»»

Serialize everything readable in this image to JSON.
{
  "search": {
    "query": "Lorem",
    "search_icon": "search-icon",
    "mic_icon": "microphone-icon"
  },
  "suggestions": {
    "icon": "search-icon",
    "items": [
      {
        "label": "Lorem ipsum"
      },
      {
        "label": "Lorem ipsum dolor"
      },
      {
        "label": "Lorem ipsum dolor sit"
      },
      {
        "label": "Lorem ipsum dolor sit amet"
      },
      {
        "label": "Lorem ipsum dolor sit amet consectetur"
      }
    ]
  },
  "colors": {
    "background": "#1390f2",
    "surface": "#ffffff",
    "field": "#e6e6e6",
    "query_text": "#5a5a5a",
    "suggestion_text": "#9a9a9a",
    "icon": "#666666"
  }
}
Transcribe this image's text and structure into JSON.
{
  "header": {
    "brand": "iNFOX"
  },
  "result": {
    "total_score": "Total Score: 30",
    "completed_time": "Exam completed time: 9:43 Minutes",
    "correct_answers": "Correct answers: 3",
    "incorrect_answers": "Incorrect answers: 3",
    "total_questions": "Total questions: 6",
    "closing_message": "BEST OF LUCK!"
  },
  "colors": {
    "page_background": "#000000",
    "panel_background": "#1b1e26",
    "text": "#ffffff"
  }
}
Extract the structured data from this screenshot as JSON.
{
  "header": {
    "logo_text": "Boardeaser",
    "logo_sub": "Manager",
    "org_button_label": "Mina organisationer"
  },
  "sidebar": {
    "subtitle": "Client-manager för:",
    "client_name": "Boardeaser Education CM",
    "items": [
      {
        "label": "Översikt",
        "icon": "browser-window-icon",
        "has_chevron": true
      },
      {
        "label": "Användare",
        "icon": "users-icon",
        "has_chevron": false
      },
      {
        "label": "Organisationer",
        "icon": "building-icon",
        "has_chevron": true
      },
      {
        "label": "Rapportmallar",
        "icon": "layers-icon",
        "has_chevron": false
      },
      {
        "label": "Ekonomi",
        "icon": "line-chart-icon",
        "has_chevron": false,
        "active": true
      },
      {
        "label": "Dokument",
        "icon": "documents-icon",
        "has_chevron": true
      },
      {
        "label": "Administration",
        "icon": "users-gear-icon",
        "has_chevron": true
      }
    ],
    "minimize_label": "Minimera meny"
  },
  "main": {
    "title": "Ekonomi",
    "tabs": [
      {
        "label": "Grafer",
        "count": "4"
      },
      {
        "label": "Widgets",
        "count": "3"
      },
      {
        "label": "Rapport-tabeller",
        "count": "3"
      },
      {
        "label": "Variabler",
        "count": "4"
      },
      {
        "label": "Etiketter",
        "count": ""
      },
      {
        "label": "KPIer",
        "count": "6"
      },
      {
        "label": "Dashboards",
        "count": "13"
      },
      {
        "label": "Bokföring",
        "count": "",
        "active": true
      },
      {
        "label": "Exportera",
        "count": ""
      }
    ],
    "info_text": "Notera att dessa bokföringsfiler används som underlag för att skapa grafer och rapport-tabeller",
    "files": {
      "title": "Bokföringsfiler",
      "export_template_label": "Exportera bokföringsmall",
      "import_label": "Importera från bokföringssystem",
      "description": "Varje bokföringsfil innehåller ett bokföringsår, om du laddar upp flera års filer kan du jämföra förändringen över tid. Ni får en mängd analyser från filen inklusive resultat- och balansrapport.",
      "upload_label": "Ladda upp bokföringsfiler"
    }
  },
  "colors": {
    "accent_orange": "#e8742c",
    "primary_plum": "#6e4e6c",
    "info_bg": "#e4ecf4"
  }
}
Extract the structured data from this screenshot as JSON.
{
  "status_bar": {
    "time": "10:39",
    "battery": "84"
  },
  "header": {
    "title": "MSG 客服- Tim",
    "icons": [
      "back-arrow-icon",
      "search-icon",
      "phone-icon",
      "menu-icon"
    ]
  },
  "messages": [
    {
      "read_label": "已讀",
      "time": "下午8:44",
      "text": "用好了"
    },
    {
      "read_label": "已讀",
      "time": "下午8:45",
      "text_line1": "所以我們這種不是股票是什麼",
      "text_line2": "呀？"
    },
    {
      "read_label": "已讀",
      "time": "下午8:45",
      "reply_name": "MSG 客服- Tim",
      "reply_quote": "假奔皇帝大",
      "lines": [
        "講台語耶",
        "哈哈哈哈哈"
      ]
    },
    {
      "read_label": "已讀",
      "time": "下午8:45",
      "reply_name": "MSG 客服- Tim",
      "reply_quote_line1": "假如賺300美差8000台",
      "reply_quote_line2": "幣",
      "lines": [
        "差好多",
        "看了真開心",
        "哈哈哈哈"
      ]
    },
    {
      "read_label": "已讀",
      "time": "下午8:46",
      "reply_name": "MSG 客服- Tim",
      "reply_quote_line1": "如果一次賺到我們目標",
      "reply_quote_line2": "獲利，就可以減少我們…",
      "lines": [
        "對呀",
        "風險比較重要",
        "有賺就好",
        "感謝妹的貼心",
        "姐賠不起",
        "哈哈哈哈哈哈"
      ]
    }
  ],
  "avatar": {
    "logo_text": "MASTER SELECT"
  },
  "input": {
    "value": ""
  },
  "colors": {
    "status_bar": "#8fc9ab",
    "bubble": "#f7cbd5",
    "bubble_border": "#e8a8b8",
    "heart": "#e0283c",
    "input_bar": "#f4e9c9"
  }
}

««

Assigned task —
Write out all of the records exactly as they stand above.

Written answer —
Serialize everything readable in this image to JSON.
{
  "search": {
    "query": "Lorem",
    "search_icon": "search-icon",
    "mic_icon": "microphone-icon"
  },
  "suggestions": {
    "icon": "search-icon",
    "items": [
      {
        "label": "Lorem ipsum"
      },
      {
        "label": "Lorem ipsum dolor"
      },
      {
        "label": "Lorem ipsum dolor sit"
      },
      {
        "label": "Lorem ipsum dolor sit amet"
      },
      {
        "label": "Lorem ipsum dolor sit amet consectetur"
      }
    ]
  },
  "colors": {
    "background": "#1390f2",
    "surface": "#ffffff",
    "field": "#e6e6e6",
    "query_text": "#5a5a5a",
    "suggestion_text": "#9a9a9a",
    "icon": "#666666"
  }
}
Transcribe this image's text and structure into JSON.
{
  "header": {
    "brand": "iNFOX"
  },
  "result": {
    "total_score": "Total Score: 30",
    "completed_time": "Exam completed time: 9:43 Minutes",
    "correct_answers": "Correct answers: 3",
    "incorrect_answers": "Incorrect answers: 3",
    "total_questions": "Total questions: 6",
    "closing_message": "BEST OF LUCK!"
  },
  "colors": {
    "page_background": "#000000",
    "panel_background": "#1b1e26",
    "text": "#ffffff"
  }
}
Extract the structured data from this screenshot as JSON.
{
  "header": {
    "logo_text": "Boardeaser",
    "logo_sub": "Manager",
    "org_button_label": "Mina organisationer"
  },
  "sidebar": {
    "subtitle": "Client-manager för:",
    "client_name": "Boardeaser Education CM",
    "items": [
      {
        "label": "Översikt",
        "icon": "browser-window-icon",
        "has_chevron": true
      },
      {
        "label": "Användare",
        "icon": "users-icon",
        "has_chevron": false
      },
      {
        "label": "Organisationer",
        "icon": "building-icon",
        "has_chevron": true
      },
      {
        "label": "Rapportmallar",
        "icon": "layers-icon",
        "has_chevron": false
      },
      {
        "label": "Ekonomi",
        "icon": "line-chart-icon",
        "has_chevron": false,
        "active": true
      },
      {
        "label": "Dokument",
        "icon": "documents-icon",
        "has_chevron": true
      },
      {
        "label": "Administration",
        "icon": "users-gear-icon",
        "has_chevron": true
      }
    ],
    "minimize_label": "Minimera meny"
  },
  "main": {
    "title": "Ekonomi",
    "tabs": [
      {
        "label": "Grafer",
        "count": "4"
      },
      {
        "label": "Widgets",
        "count": "3"
      },
      {
        "label": "Rapport-tabeller",
        "count": "3"
      },
      {
        "label": "Variabler",
        "count": "4"
      },
      {
        "label": "Etiketter",
        "count": ""
      },
      {
        "label": "KPIer",
        "count": "6"
      },
      {
        "label": "Dashboards",
        "count": "13"
      },
      {
        "label": "Bokföring",
        "count": "",
        "active": true
      },
      {
        "label": "Exportera",
        "count": ""
      }
    ],
    "info_text": "Notera att dessa bokföringsfiler används som underlag för att skapa grafer och rapport-tabeller",
    "files": {
      "title": "Bokföringsfiler",
      "export_template_label": "Exportera bokföringsmall",
      "import_label": "Importera från bokföringssystem",
      "description": "Varje bokföringsfil innehåller ett bokföringsår, om du laddar upp flera års filer kan du jämföra förändringen över tid. Ni får en mängd analyser från filen inklusive resultat- och balansrapport.",
      "upload_label": "Ladda upp bokföringsfiler"
    }
  },
  "colors": {
    "accent_orange": "#e8742c",
    "primary_plum": "#6e4e6c",
    "info_bg": "#e4ecf4"
  }
}
Extract the structured data from this screenshot as JSON.
{
  "status_bar": {
    "time": "10:39",
    "battery": "84"
  },
  "header": {
    "title": "MSG 客服- Tim",
    "icons": [
      "back-arrow-icon",
      "search-icon",
      "phone-icon",
      "menu-icon"
    ]
  },
  "messages": [
    {
      "read_label": "已讀",
      "time": "下午8:44",
      "text": "用好了"
    },
    {
      "read_label": "已讀",
      "time": "下午8:45",
      "text_line1": "所以我們這種不是股票是什麼",
      "text_line2": "呀？"
    },
    {
      "read_label": "已讀",
      "time": "下午8:45",
      "reply_name": "MSG 客服- Tim",
      "reply_quote": "假奔皇帝大",
      "lines": [
        "講台語耶",
        "哈哈哈哈哈"
      ]
    },
    {
      "read_label": "已讀",
      "time": "下午8:45",
      "reply_name": "MSG 客服- Tim",
      "reply_quote_line1": "假如賺300美差8000台",
      "reply_quote_line2": "幣",
      "lines": [
        "差好多",
        "看了真開心",
        "哈哈哈哈"
      ]
    },
    {
      "read_label": "已讀",
      "time": "下午8:46",
      "reply_name": "MSG 客服- Tim",
      "reply_quote_line1": "如果一次賺到我們目標",
      "reply_quote_line2": "獲利，就可以減少我們…",
      "lines": [
        "對呀",
        "風險比較重要",
        "有賺就好",
        "感謝妹的貼心",
        "姐賠不起",
        "哈哈哈哈哈哈"
      ]
    }
  ],
  "avatar": {
    "logo_text": "MASTER SELECT"
  },
  "input": {
    "value": ""
  },
  "colors": {
    "status_bar": "#8fc9ab",
    "bubble": "#f7cbd5",
    "bubble_border": "#e8a8b8",
    "heart": "#e0283c",
    "input_bar": "#f4e9c9"
  }
}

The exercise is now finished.